To a young girl in a backwater northern town. Mary, betrothed to be married to Joseph…

probably no older than about 14 years old… did you know that? In that culture and time, girls were betrothed around that age. Mary would have continued to live at home  with her parents for a couple more years. Not living together and certainly not sharing a bed. But this notion (as they have understood it) that God would have sexual relations with Mary. To them, that notion is inconceivable. Abhorrent even. And so they reject much of what follows. I think it’s unthinkable to us as well.

But that isn’t what is being described here. The verb used for the work of the Spirit is not used much in the Scriptures but in Isaiah 32.15, the same verb is used to describe the Spirit of God and the translation there is that the Spirit is ‘poured out’ to make a desert place into a fruitful field.

“For the palace will be forsaken, the populous city deserted… until a spirit from on high is poured out upon us, and the wilderness becomes a fruitful field.”

The idea is that the Spirit of God is taking something barren and empty and bringing fruit and life. We can perhaps see why it’s a word taken up here.

But there is not the slightest evidence that any of the verbs used was ever used in relation to sexual activity or the conception of a child.

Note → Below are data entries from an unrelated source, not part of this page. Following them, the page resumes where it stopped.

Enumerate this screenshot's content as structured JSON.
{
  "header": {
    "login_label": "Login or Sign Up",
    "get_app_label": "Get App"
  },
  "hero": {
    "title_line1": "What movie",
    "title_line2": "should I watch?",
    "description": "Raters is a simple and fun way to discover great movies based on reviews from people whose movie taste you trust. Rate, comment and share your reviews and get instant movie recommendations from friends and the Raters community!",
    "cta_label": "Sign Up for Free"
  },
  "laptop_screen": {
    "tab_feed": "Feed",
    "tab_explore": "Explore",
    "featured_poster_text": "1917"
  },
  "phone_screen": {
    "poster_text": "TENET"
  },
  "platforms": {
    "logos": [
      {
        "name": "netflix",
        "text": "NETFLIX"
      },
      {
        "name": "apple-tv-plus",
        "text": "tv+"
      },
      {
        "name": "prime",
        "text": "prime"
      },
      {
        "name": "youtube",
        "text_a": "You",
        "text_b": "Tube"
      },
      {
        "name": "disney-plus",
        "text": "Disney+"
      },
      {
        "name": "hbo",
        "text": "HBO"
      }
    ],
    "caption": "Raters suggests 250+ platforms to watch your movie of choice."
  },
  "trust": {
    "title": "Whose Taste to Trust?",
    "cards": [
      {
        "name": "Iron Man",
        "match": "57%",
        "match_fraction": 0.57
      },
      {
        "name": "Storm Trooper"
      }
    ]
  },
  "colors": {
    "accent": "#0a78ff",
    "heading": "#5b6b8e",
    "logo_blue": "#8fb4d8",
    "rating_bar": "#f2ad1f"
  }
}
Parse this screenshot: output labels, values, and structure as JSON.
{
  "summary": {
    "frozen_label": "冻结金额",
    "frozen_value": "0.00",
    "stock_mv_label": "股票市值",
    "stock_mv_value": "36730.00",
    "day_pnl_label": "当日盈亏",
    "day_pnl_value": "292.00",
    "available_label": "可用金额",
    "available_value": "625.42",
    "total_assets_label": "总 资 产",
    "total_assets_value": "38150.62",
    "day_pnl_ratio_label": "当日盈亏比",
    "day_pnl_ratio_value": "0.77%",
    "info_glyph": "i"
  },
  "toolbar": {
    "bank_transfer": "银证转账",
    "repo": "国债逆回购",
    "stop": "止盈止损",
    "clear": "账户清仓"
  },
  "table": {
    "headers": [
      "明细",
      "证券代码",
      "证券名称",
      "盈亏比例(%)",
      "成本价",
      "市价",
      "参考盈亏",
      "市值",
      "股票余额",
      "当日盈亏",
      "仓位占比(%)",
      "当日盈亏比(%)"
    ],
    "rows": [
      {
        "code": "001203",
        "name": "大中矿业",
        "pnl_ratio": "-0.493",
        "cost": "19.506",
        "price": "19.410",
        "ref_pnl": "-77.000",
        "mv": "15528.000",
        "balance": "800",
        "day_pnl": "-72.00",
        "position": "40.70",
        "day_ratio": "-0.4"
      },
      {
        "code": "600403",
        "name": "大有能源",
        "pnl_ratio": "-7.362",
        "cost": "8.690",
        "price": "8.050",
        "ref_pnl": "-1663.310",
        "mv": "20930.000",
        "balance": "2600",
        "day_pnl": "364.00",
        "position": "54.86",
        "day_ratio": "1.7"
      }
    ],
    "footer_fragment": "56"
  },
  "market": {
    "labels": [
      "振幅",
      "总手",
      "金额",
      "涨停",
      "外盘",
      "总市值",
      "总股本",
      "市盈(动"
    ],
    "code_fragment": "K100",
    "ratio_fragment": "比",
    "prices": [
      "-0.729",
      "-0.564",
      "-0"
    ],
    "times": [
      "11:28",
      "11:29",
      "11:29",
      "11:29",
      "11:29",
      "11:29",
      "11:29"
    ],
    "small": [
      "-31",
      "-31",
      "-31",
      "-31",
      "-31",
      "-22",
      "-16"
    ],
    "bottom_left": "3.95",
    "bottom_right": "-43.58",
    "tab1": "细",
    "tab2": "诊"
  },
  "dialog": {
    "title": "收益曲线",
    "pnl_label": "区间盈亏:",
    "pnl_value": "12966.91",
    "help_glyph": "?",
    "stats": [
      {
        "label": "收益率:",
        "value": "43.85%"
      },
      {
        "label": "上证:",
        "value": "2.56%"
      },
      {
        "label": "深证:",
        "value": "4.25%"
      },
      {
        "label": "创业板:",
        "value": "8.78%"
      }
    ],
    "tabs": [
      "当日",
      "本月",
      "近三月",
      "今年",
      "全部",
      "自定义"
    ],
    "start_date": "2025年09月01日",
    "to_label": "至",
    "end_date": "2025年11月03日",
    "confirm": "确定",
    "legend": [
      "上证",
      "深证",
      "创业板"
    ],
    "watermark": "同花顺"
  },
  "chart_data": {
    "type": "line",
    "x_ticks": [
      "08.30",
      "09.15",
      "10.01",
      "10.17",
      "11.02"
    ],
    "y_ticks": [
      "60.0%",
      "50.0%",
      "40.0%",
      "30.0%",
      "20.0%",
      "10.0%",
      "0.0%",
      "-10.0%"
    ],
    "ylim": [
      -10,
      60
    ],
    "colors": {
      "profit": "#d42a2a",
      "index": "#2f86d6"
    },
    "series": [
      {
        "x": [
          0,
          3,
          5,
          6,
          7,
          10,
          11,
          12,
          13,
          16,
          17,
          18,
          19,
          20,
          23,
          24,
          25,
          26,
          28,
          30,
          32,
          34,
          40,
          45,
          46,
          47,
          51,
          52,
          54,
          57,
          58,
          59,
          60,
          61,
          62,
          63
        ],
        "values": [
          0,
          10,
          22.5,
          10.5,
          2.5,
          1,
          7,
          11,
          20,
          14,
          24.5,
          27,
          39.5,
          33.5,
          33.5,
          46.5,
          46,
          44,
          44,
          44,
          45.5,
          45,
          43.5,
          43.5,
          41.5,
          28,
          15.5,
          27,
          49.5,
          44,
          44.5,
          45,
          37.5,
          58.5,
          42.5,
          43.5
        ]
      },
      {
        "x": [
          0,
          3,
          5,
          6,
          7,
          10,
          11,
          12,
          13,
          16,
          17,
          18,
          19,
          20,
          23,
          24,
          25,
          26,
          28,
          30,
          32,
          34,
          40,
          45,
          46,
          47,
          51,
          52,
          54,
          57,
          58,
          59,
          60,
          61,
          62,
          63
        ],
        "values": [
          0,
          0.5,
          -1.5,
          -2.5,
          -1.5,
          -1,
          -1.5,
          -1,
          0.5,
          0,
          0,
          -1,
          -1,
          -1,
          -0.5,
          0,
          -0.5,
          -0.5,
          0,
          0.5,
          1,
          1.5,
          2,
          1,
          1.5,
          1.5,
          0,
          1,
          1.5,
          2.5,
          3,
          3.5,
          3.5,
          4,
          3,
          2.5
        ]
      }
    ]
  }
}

Indeed the phrase ‘Son of God’ isn’t about genetic relationships either. ‘Son of God’, ‘Son of Man’ are terms designating chosen status, messianic in nature… They are not about what’s in his DNA… not about whether he has his father’s or his mother’s eyes.

The Spirit poured out on human beings changes things. I know I’m not the most experienced Minister, not even the most experienced Christian. But I can tell you  that I have seen lives utterly turned around by the Spirit of God at work in a human being’s heart.

Ex-convicts and East-End Gangsters caring for the homeless and sharing the love of Jesus Christ with those they meet.

Gambling addicts, broke, sometimes imprisoned, renewed and set free.

Young women who hate themselves, hunched and hiding, self-harming introduced to Christ and going from that place to understanding their worth in God’s eyes and growing to become confident, beautiful women celebrating their wedding day.

The Virgin Birth, for me, reinforces the idea that the Spirit of God changes things. That my life, your life, anyone’s life is not beyond hope and is not beyond redemption. For nothing is impossible with God.

We worship a truly amazing God. The more I look at the Virgin Birth and the person of Mary, the more they point me once again towards Jesus.

If you are sitting here today and need to feel and know that God understands how you feel; that he’s been there and he knows. Or because in your selfishness and sin, your broken-ness you know you need a rescuer, you need someone who can intervene and bring about a fresh start full of forgiveness and grace. Or because the situation seems impossible, there’s no way out and you need to know that the Spirit of God can transform any situation.

This Christmas, place your trust and your faith in the child born of a Virgin.

Let us pray

Eternal God,
as Mary waited for the birth of your Son,
so we wait for his coming in glory;
bring us through the birth pangs of this present age
to see, with her, our great salvation
in Jesus Christ our Lord.  Amen.

Rev David Green